Evaluating Quality Improvement Interventions: Strengthening Causal Inference with Observational Data
As innovations in healthcare delivery systems and electronic medical records (EMR) data capture develop, the methods employed to evaluate interventions disseminated to improve the quality and efficiency of patient care should evolve as well. Through my dissertation work I have explored methods and strategies to employ when developing a responsible healthcare quality improvement (QI) evaluation in three separate domains.

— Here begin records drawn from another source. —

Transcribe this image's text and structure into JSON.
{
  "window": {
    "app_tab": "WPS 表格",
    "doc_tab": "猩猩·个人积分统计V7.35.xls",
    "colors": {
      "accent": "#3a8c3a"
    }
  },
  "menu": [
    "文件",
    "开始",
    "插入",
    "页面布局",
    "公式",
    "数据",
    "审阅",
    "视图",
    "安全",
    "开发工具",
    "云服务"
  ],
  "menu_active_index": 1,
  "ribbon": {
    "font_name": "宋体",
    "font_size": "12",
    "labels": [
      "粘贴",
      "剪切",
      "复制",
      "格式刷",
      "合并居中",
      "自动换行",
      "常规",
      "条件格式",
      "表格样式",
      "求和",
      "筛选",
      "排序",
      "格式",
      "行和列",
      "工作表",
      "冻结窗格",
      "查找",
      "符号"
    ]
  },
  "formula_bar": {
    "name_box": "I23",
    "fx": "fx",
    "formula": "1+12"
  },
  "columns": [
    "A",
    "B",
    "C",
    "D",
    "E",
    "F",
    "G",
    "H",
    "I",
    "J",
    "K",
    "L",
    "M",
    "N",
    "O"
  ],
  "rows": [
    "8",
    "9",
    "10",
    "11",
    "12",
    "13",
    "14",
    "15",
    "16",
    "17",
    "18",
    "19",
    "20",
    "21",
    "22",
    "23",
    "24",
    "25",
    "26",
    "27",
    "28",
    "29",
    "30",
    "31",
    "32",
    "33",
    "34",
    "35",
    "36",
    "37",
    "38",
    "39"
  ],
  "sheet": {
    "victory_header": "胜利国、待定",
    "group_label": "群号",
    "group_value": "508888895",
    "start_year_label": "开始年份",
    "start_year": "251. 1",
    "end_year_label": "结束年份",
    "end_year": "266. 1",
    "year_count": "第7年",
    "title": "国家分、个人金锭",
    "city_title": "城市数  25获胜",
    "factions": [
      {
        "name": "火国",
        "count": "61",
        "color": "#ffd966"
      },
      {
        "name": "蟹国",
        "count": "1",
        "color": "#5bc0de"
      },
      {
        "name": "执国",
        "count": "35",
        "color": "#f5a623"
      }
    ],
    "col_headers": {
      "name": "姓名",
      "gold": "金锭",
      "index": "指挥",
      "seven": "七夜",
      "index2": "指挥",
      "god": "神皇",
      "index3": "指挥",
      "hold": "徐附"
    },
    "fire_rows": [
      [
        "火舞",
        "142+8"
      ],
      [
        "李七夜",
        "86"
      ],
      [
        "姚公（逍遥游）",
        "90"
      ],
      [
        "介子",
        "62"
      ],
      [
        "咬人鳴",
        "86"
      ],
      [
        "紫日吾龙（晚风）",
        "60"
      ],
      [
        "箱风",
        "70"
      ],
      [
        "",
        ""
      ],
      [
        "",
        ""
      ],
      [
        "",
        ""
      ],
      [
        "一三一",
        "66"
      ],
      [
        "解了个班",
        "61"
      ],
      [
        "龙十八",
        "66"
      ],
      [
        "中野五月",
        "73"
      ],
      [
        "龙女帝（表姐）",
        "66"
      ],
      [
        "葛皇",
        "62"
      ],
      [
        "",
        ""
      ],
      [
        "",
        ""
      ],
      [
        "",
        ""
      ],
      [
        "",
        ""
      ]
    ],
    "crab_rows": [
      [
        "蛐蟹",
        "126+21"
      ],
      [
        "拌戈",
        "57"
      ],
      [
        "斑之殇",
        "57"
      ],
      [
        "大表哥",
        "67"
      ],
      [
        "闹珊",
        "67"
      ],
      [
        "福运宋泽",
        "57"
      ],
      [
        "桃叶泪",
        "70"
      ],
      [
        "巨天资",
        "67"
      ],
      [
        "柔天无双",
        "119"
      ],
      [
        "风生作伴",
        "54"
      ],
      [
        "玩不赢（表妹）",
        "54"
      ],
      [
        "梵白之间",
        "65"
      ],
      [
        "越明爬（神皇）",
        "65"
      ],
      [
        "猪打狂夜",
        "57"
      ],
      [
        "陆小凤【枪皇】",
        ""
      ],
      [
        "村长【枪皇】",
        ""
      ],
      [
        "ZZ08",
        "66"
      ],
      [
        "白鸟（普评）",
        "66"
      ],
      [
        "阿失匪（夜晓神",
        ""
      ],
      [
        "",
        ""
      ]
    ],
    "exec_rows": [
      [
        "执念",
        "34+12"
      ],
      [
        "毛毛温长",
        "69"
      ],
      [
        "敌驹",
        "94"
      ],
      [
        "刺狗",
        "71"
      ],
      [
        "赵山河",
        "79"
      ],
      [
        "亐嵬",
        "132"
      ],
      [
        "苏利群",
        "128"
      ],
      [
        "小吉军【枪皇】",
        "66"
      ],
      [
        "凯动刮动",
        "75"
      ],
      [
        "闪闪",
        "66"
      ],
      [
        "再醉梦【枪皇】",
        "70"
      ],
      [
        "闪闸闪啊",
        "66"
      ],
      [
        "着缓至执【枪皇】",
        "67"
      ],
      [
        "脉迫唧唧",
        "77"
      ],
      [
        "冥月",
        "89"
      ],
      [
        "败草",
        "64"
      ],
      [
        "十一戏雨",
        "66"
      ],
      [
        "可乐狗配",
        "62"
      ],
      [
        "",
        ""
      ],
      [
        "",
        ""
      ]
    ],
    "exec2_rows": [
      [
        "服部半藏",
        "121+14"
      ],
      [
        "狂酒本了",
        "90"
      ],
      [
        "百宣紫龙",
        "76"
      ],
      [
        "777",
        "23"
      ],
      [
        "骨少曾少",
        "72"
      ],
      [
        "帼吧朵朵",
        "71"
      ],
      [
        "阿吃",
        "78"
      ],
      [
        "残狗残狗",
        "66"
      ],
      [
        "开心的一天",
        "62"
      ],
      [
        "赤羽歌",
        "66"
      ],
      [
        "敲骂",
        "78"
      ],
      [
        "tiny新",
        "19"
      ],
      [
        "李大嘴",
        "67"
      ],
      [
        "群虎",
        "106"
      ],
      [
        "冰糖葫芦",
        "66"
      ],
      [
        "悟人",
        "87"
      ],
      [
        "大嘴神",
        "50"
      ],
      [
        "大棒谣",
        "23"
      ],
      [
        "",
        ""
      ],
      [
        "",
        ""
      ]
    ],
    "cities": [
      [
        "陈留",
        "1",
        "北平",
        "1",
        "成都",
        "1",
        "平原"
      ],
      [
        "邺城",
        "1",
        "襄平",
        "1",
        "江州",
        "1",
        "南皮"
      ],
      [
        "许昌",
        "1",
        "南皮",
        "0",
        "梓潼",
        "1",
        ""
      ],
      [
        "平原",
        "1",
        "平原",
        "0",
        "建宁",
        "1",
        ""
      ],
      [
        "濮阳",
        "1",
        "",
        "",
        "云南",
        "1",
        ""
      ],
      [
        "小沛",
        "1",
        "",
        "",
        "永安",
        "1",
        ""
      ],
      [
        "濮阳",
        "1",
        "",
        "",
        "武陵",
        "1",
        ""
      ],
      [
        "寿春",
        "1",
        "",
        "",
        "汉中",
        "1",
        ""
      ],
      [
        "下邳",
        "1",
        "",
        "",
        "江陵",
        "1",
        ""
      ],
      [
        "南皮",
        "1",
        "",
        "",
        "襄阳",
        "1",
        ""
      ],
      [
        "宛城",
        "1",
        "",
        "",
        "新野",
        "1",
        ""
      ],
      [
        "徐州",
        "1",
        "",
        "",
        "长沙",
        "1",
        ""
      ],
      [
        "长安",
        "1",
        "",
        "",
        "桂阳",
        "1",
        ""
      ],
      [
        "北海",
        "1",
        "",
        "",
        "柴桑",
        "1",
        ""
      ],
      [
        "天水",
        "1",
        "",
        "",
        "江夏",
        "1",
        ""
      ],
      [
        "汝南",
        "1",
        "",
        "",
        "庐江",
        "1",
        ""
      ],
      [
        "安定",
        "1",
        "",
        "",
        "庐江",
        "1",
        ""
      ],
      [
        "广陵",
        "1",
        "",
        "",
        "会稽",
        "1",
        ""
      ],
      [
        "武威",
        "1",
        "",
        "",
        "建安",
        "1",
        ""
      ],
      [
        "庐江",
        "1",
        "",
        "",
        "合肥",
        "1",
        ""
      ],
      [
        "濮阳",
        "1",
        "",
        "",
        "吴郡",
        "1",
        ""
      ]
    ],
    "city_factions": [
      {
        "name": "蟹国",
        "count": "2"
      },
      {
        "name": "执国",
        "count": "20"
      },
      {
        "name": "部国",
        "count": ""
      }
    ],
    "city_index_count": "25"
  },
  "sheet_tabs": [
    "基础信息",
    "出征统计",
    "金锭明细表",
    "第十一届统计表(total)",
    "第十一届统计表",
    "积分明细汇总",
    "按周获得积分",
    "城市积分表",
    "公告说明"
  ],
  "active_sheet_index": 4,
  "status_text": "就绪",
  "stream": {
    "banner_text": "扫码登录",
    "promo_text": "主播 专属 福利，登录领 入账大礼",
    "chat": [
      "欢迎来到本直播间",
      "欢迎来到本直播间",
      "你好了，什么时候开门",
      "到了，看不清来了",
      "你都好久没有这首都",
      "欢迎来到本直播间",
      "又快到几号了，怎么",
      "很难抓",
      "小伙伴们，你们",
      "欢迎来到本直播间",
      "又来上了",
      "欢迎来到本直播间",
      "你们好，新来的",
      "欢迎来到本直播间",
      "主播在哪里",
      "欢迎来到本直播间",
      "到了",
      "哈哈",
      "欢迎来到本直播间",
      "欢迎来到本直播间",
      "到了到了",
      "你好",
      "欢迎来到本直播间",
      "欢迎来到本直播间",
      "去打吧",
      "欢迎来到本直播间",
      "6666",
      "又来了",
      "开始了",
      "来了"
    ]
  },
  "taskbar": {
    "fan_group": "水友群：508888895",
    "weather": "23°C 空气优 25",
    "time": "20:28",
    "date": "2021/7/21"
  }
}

The first chapter of my dissertation focuses on assessing the effect of an intervention to identify and manage sepsis through a retrospective cohort study at the University of California San Francisco (UCSF) Medical Center. The analysis revealed that the UCSF sepsis bundle was associated with a 31% decreased risk of in-hospital mortality across hospital units (adjusted incidence rate ratio 0.69, 95% Confidence Interval (CI) 0.53, 0.91) and the adjusted number needed to treat was 15 (CI 8,69). In the second chapter of my dissertation, I present a review of the causal inference framework in the setting of interrupted time-series analysis and apply it to the formation of an analysis plan for a multidisciplinary intervention implemented at UCSF Medical Center to decrease the use of packed red blood cell transfusions. The third chapter of this work focuses on developing a metric to measure timely access to ambulatory specialty care in a cohort of nearly 60,000 UCSF primary care patients. I explored associations between population-level weekly ambulatory specialty care access defined three ways and the rate of population-level weekly poor health outcomes. Based on unadjusted Poisson analysis, there were correlations identified between poor outcomes and timely access to care in some specialties and the results provide a springboard for future exploration of metric performance and adjustment.
As a body of work, my dissertation illustrates the breadth of the field of healthcare QI, providing evidence to support the continued evolution of robust methods for evaluation of interventions that will improve the quality, safety, and value of healthcare delivered nationally and globally.